Dataset rows for apps and sites:
- - - -

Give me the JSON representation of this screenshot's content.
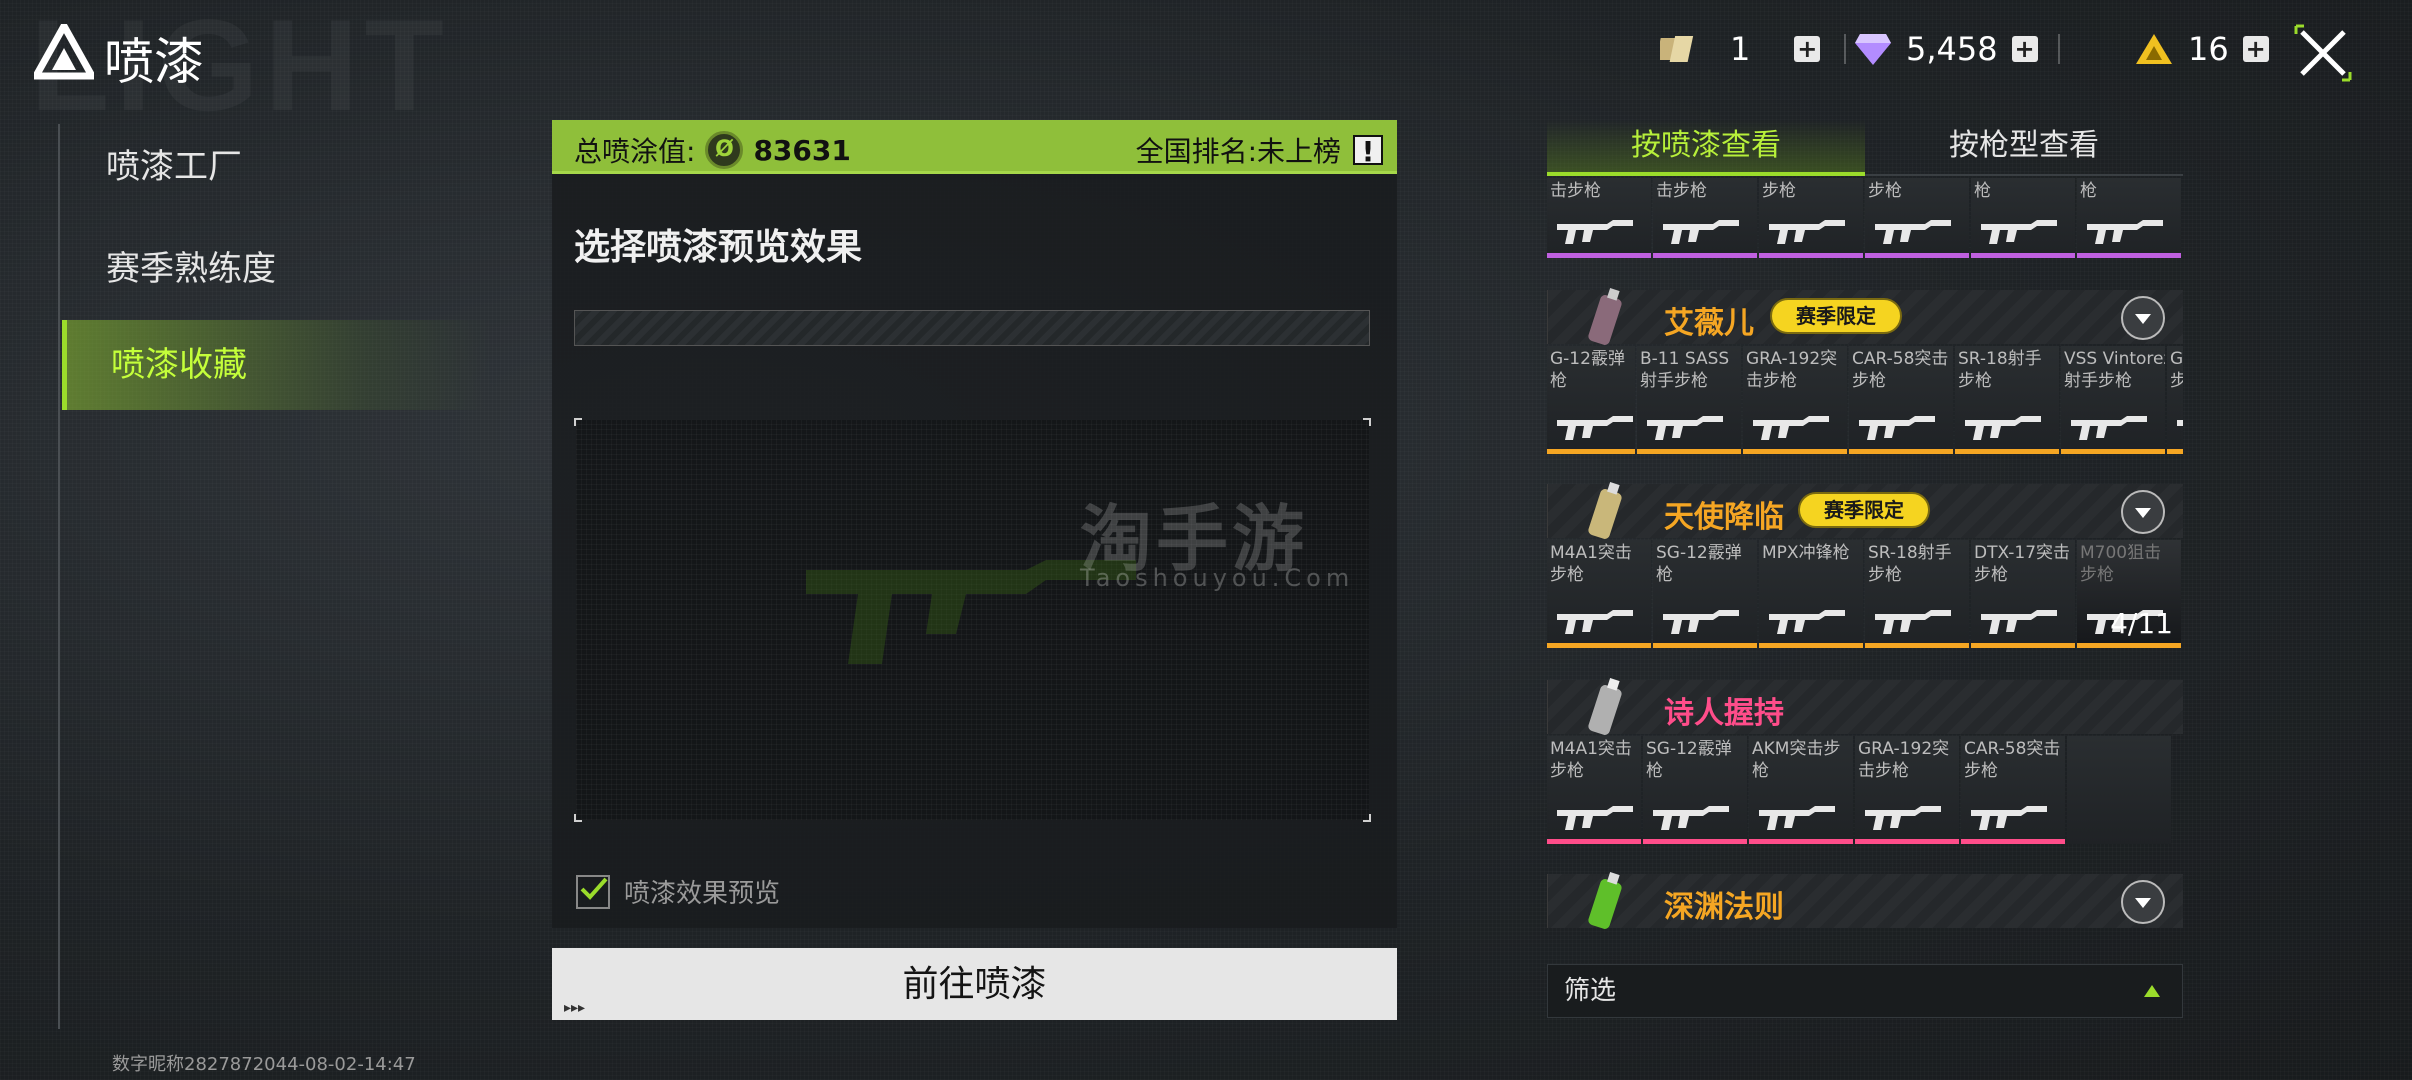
{
  "header": {
    "bg_word": "LIGHT",
    "title": "喷漆",
    "ticket_count": "1",
    "gem_count": "5,458",
    "gold_count": "16",
    "icons": [
      "logo-icon",
      "ticket-icon",
      "diamond-icon",
      "gold-triangle-icon",
      "plus-icon",
      "close-icon"
    ]
  },
  "nav": {
    "items": [
      {
        "label": "喷漆工厂"
      },
      {
        "label": "赛季熟练度"
      },
      {
        "label": "喷漆收藏"
      }
    ],
    "active_index": 2
  },
  "footer": {
    "text": "数字昵称2827872044-08-02-14:47"
  },
  "center": {
    "total_label": "总喷涂值:",
    "total_value": "83631",
    "rank_label": "全国排名:未上榜",
    "section_title": "选择喷漆预览效果",
    "watermark": "淘手游",
    "watermark_sub": "Taoshouyou.Com",
    "checkbox_label": "喷漆效果预览",
    "checkbox_checked": true,
    "go_button": "前往喷漆"
  },
  "right": {
    "tabs": [
      {
        "label": "按喷漆查看"
      },
      {
        "label": "按枪型查看"
      }
    ],
    "active_tab": 0,
    "top_row": [
      {
        "label": "击步枪"
      },
      {
        "label": "击步枪"
      },
      {
        "label": "步枪"
      },
      {
        "label": "步枪"
      },
      {
        "label": "枪"
      },
      {
        "label": "枪"
      }
    ],
    "top_row_color": "#c060e0",
    "sets": [
      {
        "name": "艾薇儿",
        "name_color": "#f5a623",
        "badge": "赛季限定",
        "row_color": "#f5a623",
        "guns": [
          {
            "label": "G-12霰弹\n枪"
          },
          {
            "label": "B-11 SASS\n射手步枪"
          },
          {
            "label": "GRA-192突\n击步枪"
          },
          {
            "label": "CAR-58突击\n步枪"
          },
          {
            "label": "SR-18射手\n步枪"
          },
          {
            "label": "VSS Vintorez\n射手步枪"
          },
          {
            "label": "G\n步"
          }
        ]
      },
      {
        "name": "天使降临",
        "name_color": "#f5a623",
        "badge": "赛季限定",
        "row_color": "#f5a623",
        "count": "4/11",
        "guns": [
          {
            "label": "M4A1突击\n步枪"
          },
          {
            "label": "SG-12霰弹\n枪"
          },
          {
            "label": "MPX冲锋枪"
          },
          {
            "label": "SR-18射手\n步枪"
          },
          {
            "label": "DTX-17突击\n步枪"
          },
          {
            "label": "M700狙击\n步枪"
          }
        ]
      },
      {
        "name": "诗人握持",
        "name_color": "#ff4d8a",
        "row_color": "#ff4d8a",
        "guns": [
          {
            "label": "M4A1突击\n步枪"
          },
          {
            "label": "SG-12霰弹\n枪"
          },
          {
            "label": "AKM突击步\n枪"
          },
          {
            "label": "GRA-192突\n击步枪"
          },
          {
            "label": "CAR-58突击\n步枪"
          }
        ]
      },
      {
        "name": "深渊法则",
        "name_color": "#f5a623"
      }
    ],
    "filter_label": "筛选"
  },
  "colors": {
    "accent": "#9bdc2b",
    "header_green": "#8fbf3a",
    "badge_yellow": "#f5d420"
  }
}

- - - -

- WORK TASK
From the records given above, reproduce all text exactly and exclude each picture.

- TASK ANSWER
Give me the JSON representation of this screenshot's content.
{
  "header": {
    "bg_word": "LIGHT",
    "title": "喷漆",
    "ticket_count": "1",
    "gem_count": "5,458",
    "gold_count": "16",
    "icons": [
      "logo-icon",
      "ticket-icon",
      "diamond-icon",
      "gold-triangle-icon",
      "plus-icon",
      "close-icon"
    ]
  },
  "nav": {
    "items": [
      {
        "label": "喷漆工厂"
      },
      {
        "label": "赛季熟练度"
      },
      {
        "label": "喷漆收藏"
      }
    ],
    "active_index": 2
  },
  "footer": {
    "text": "数字昵称2827872044-08-02-14:47"
  },
  "center": {
    "total_label": "总喷涂值:",
    "total_value": "83631",
    "rank_label": "全国排名:未上榜",
    "section_title": "选择喷漆预览效果",
    "watermark": "淘手游",
    "watermark_sub": "Taoshouyou.Com",
    "checkbox_label": "喷漆效果预览",
    "checkbox_checked": true,
    "go_button": "前往喷漆"
  },
  "right": {
    "tabs": [
      {
        "label": "按喷漆查看"
      },
      {
        "label": "按枪型查看"
      }
    ],
    "active_tab": 0,
    "top_row": [
      {
        "label": "击步枪"
      },
      {
        "label": "击步枪"
      },
      {
        "label": "步枪"
      },
      {
        "label": "步枪"
      },
      {
        "label": "枪"
      },
      {
        "label": "枪"
      }
    ],
    "top_row_color": "#c060e0",
    "sets": [
      {
        "name": "艾薇儿",
        "name_color": "#f5a623",
        "badge": "赛季限定",
        "row_color": "#f5a623",
        "guns": [
          {
            "label": "G-12霰弹\n枪"
          },
          {
            "label": "B-11 SASS\n射手步枪"
          },
          {
            "label": "GRA-192突\n击步枪"
          },
          {
            "label": "CAR-58突击\n步枪"
          },
          {
            "label": "SR-18射手\n步枪"
          },
          {
            "label": "VSS Vintorez\n射手步枪"
          },
          {
            "label": "G\n步"
          }
        ]
      },
      {
        "name": "天使降临",
        "name_color": "#f5a623",
        "badge": "赛季限定",
        "row_color": "#f5a623",
        "count": "4/11",
        "guns": [
          {
            "label": "M4A1突击\n步枪"
          },
          {
            "label": "SG-12霰弹\n枪"
          },
          {
            "label": "MPX冲锋枪"
          },
          {
            "label": "SR-18射手\n步枪"
          },
          {
            "label": "DTX-17突击\n步枪"
          },
          {
            "label": "M700狙击\n步枪"
          }
        ]
      },
      {
        "name": "诗人握持",
        "name_color": "#ff4d8a",
        "row_color": "#ff4d8a",
        "guns": [
          {
            "label": "M4A1突击\n步枪"
          },
          {
            "label": "SG-12霰弹\n枪"
          },
          {
            "label": "AKM突击步\n枪"
          },
          {
            "label": "GRA-192突\n击步枪"
          },
          {
            "label": "CAR-58突击\n步枪"
          }
        ]
      },
      {
        "name": "深渊法则",
        "name_color": "#f5a623"
      }
    ],
    "filter_label": "筛选"
  },
  "colors": {
    "accent": "#9bdc2b",
    "header_green": "#8fbf3a",
    "badge_yellow": "#f5d420"
  }
}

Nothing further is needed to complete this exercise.